aGhent University, Laboratory of Analytical Chemistry, Proeftuinstraat 86, B-9000 Ghent, Belgium. E-mail: [email protected]
bGhent University, Department of Archaeology and Ancient History of Europe, Belgium
According to the World Health Organisation (WHO), a counterfeit drug is one that is deliberately and fraudulently mislabelled with respect to identity and/or source. Counterfeiting can apply to both branded and generic products; counterfeit products may include products with correct or wrong ingredients, without active ingredients, with insufficient active ingredient or fake packaging.
During the last decade, the amount of counterfeit drugs on the worldwide market has rapidly increased. It is difficult to determine the exact scale of this problem, since not all counterfeit drugs are reported or even detected. The drugs that are often counterfeited can be divided into two groups, depending on the region where they are brought onto the market. In developed countries, expensive life-style drugs like Viagra® and Cialis® are often counterfeited, while in developing countries, drugs to treat life-threatening illnesses like malaria are often counterfeited.
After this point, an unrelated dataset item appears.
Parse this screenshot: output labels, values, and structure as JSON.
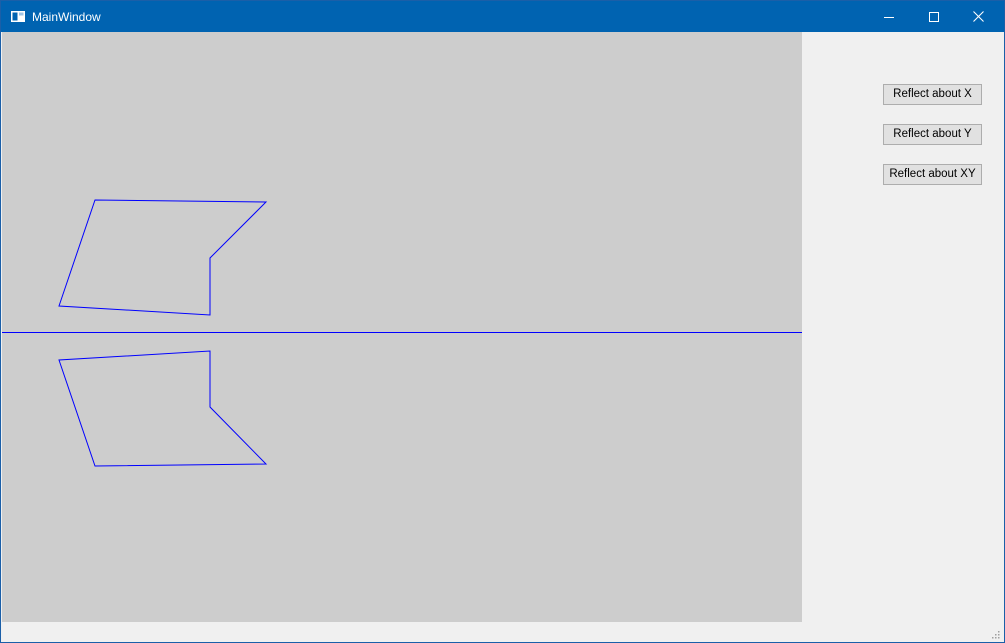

The first step in detecting counterfeit drugs is the careful visual inspection of the package and label, since even the smallest modifications may indicate a potential counterfeit. Since counterfeiters are becoming increasingly more sophisticated, additional analytical techniques are necessary to detect these counterfeits. So far, several analytical techniques have been used to detect counterfeit drugs, for instance high-performance liquid chromatography (HPLC), thin-layer chromatography (TLC), X-ray diffraction (XRD), near infrared (NIR) spectroscopy or colorimetric reactions. The downside of these methods is that they require sample preparation or that they only focus on a single component.
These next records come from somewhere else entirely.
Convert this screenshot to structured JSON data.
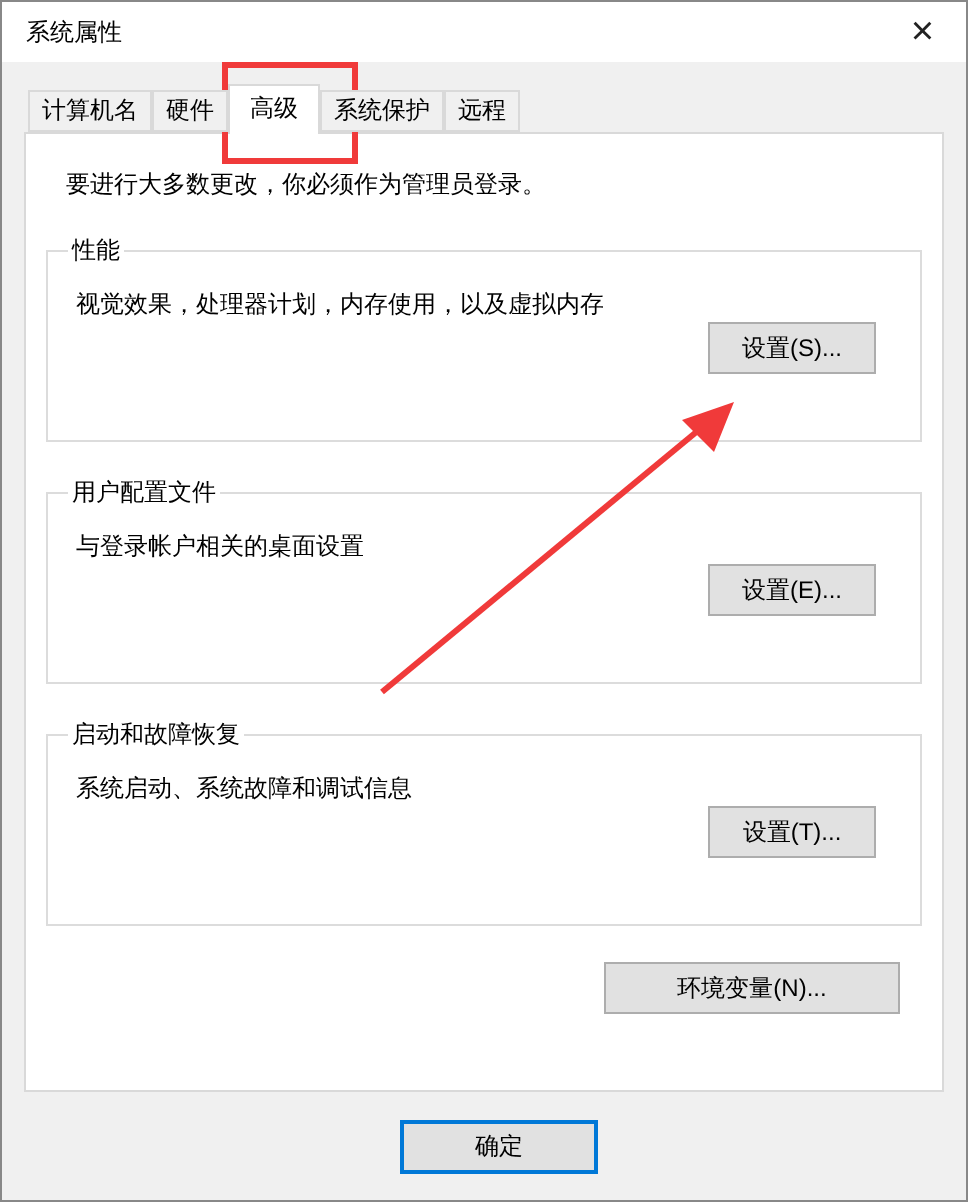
{
  "window": {
    "title": "系统属性",
    "close": "×"
  },
  "tabs": [
    {
      "label": "计算机名",
      "selected": false
    },
    {
      "label": "硬件",
      "selected": false
    },
    {
      "label": "高级",
      "selected": true
    },
    {
      "label": "系统保护",
      "selected": false
    },
    {
      "label": "远程",
      "selected": false
    }
  ],
  "notice": "要进行大多数更改，你必须作为管理员登录。",
  "groups": [
    {
      "title": "性能",
      "description": "视觉效果，处理器计划，内存使用，以及虚拟内存",
      "button": "设置(S)..."
    },
    {
      "title": "用户配置文件",
      "description": "与登录帐户相关的桌面设置",
      "button": "设置(E)..."
    },
    {
      "title": "启动和故障恢复",
      "description": "系统启动、系统故障和调试信息",
      "button": "设置(T)..."
    }
  ],
  "env_button": "环境变量(N)...",
  "footer_buttons": [
    {
      "label": "确定",
      "default": true
    }
  ]
}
The use of Raman spectroscopy in the pharmaceutical field has been increasing over the last few years. Raman spectroscopy has some specific benefits, which can be very useful for the detection of counterfeit drugs: a Raman spectrum can be recorded rapidly without any sample preparation. Moreover, not only does a Raman spectrum provide information about the active ingredient present in the drug, but also a Raman spectrum contains information on its concentration and allows identification of excipients present in the drug. So far, this technique has been used for the detection of different kinds of illicit drugs, such as cocaine, heroin and ecstasy, and also for the detection of counterfeit antimalarial and Viagra® tablets. This article will demonstrate the use of Raman spectroscopy as a fast and easy detection system for different counterfeit erectile dysfunction drugs.
Three different genuine erectile dysfunction drugs are available on the market: Viagra®, Cialis® and Levitra®. Viagra® is the most commonly counterfeited drug, but the amount of counterfeit Cialis® has rapidly increased over the last few years. The possible counterfeits analysed consisted of two Viagra® tablets, SEYAGRA-GEL containing the same active ingredient as Viagra® and two tablets claiming to contain the same active ingredient as Cialis®.